Author

William Broyles

William Broyles is a native of Baytown and was the founding editor of Texas Monthly. He then went on to create the television show, China Beach, and to write scripts for a number of films, including Cast Away, The Polar Express, Jarhead, Unfaithful, and Apollo 13, which he co-wrote with Texas Monthly writer Al Reinert. Broyles graduated from Rice University and has an M.A. from Oxford University. He also served with the Marines in Vietnam, was the editor in chief of Newsweek magazine, and is the author of Brothers in Arms. He lives in New Mexico.

The Culture |
August 1, 2013

John Graves: An Appreciation

We first published John Graves in Texas Monthly in 1974. It was a selection from Hardscrabble, his book about his life on the place he and his wife Jane and his daughters Sally and Helen carved out of, and into, the limestone and scrub brush of the Upper Brazos country.

Houston |
January 24, 2013

My Montrose

Forty years (and more) of the exuberant, eclectic neighborhood where I was born, grew as a writer, and found inspiration for the early pages of this magazine.

Longreads |
January 20, 2013

The Last Empire

The King Ranch saga: how one family conquered, tamed, loved, toiled on, and fought over a great piece of Texas.

The Stand Up Desk |
January 20, 2013

Behind the Lines

TALK OF CHANGE AND REFORM has been in the air since the Sharpstown scandals more than perhaps at any time in our state’s history. Such talk is welcome, and, as most of us apparently felt in the last elections, mandatory. One imagines that talk of reform came as uncomfortably, but…

Feature |
January 20, 2013

All The King’s Men

At the core of the King Ranch is the vaquero tradition, the centuries-old culture of horsemen and cattle that began on the central plateau of Spain. Richard saw how that culture could transform the Great Plains, and in the 1850s he made a recruiting trip to Mexico. The families he…

Feature |
January 20, 2013

Little House on the Prairie

Robert E. Lee advised his friend Richard King to build his permanent home at the highest point on the surrounding prairie, a little rise on the banks of Santa Gertrudis Creek. The first building was a tiny adobe jacal built of mud and sticks. The one-story house that replaced it…

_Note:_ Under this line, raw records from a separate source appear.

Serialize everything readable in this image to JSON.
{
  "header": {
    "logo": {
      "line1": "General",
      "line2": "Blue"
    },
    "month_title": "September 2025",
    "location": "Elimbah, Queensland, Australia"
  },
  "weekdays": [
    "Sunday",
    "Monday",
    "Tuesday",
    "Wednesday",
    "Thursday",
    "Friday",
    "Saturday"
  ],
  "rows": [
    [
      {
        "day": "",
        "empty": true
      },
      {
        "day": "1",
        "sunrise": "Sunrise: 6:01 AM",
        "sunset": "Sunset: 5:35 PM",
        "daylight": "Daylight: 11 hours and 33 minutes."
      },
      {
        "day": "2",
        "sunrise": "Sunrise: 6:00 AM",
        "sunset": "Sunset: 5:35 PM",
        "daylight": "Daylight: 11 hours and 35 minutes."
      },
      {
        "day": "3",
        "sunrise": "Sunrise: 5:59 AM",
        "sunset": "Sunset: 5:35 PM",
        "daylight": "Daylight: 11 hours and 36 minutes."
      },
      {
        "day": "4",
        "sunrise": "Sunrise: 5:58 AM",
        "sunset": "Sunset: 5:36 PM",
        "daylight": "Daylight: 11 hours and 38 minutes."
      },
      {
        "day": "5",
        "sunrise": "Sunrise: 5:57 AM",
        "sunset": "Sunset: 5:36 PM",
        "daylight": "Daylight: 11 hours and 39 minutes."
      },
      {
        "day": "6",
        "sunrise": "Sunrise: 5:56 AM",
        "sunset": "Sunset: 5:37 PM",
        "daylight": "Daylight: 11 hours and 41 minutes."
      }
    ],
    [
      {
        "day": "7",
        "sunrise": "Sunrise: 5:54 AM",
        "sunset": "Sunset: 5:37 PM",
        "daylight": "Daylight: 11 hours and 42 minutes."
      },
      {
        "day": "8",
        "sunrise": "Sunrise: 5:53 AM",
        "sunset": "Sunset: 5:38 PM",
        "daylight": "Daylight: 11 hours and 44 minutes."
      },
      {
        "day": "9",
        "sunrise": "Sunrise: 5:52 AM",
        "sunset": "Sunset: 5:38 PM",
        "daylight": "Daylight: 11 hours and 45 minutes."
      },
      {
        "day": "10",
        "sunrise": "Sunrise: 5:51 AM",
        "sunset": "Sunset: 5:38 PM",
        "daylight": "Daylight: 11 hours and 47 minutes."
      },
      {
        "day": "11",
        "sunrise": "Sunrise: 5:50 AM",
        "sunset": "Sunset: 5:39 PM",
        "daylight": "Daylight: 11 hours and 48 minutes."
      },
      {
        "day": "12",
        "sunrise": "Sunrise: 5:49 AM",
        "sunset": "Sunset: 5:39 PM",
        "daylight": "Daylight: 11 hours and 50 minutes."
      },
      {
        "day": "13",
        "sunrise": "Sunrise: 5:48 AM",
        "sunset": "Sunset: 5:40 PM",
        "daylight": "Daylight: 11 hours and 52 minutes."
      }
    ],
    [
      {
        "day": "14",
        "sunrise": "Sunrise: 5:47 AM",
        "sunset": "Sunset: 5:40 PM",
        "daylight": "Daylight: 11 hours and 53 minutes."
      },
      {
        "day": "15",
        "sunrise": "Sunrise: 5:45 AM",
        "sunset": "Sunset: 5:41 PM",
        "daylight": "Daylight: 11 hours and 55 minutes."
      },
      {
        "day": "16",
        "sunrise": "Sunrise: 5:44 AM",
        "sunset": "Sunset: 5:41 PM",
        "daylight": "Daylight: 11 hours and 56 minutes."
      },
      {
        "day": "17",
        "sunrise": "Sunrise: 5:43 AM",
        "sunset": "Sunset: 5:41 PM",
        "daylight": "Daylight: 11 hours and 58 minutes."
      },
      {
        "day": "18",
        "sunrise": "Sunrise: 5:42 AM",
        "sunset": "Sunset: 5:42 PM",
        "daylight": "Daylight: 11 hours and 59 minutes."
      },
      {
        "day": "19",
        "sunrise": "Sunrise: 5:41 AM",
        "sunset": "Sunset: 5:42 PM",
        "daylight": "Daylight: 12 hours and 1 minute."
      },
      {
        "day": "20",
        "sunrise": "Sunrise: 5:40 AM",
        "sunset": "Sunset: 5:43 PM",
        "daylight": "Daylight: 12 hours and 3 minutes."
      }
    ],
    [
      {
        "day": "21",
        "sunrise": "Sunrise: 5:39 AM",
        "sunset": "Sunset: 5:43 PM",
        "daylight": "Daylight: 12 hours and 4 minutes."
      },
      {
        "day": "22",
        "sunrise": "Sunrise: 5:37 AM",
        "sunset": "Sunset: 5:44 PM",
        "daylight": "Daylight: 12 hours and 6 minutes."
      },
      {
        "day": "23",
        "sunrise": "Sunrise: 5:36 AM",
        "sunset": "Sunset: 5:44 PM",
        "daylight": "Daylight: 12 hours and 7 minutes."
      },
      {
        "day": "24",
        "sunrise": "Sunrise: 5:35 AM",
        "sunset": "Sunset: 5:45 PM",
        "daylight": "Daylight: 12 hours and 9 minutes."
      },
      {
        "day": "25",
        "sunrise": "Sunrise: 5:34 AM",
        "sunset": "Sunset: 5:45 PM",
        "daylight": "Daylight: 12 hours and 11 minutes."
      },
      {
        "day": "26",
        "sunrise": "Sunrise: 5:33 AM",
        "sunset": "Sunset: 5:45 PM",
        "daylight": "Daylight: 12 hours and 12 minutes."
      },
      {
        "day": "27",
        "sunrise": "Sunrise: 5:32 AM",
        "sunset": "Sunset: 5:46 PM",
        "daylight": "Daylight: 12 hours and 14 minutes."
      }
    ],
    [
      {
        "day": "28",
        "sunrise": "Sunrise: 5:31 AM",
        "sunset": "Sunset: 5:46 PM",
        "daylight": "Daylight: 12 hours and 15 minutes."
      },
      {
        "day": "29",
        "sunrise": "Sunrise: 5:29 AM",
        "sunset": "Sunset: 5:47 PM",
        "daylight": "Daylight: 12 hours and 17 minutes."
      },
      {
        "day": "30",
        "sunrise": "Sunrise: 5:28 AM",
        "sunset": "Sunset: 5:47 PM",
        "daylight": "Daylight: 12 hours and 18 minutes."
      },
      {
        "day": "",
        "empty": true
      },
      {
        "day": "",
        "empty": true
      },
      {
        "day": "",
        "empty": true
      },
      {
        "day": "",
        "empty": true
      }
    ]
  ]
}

Feature |
January 20, 2013

The Captain’s Kingdom

Ranching ultimately comes down to managing land and water. The King Ranch is blessed with much of the former and almost none of the latter. Before it was divided among Richard and Henrietta King’s five children in 1935, the King Ranch was bigger than Delaware. Now it’s only bigger than…

Feature |
January 20, 2013

A Lot of Bull

Bob Kleberg had a problem. Brahman cattle from India were tough enough to survive in the South Texas climate, but they were too tough to eat. And fat English cattle like Herefords and Shorthorns suffered the traditional fate of the English in the tropics: they degenerated into a stupor and…

Feature |
June 30, 1986

Man to Man

The son’s ultimate selfishness is to see his father only as his father—not as a man. But on our first fishing trip in 25 years, I began to see my father—and myself—as the grown men we’d become.

Behind the Lines |
September 30, 1980

Behind the Lines

The present against the past: what the New World can learn from the Old, and vice versa.